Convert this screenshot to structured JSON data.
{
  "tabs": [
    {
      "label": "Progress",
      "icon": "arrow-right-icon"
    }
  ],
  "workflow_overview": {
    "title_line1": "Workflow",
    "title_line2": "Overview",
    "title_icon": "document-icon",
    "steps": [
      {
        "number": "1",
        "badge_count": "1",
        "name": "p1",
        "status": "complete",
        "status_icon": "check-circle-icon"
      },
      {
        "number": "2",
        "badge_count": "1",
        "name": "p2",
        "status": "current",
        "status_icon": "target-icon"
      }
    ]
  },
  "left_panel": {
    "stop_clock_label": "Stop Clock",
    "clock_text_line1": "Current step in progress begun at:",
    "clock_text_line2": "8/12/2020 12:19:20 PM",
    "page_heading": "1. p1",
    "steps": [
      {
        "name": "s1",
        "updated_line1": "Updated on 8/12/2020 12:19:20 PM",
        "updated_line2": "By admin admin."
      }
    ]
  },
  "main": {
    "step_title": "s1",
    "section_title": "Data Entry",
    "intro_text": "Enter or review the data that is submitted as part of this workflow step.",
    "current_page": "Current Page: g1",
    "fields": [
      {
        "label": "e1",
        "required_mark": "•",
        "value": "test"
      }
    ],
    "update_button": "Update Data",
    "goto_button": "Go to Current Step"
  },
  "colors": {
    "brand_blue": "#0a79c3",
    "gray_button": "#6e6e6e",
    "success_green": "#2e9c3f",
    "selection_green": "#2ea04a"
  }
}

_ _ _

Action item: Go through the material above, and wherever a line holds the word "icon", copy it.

The answer:
      "icon": "arrow-right-icon"
    "title_icon": "document-icon",
        "status_icon": "check-circle-icon"
        "status_icon": "target-icon"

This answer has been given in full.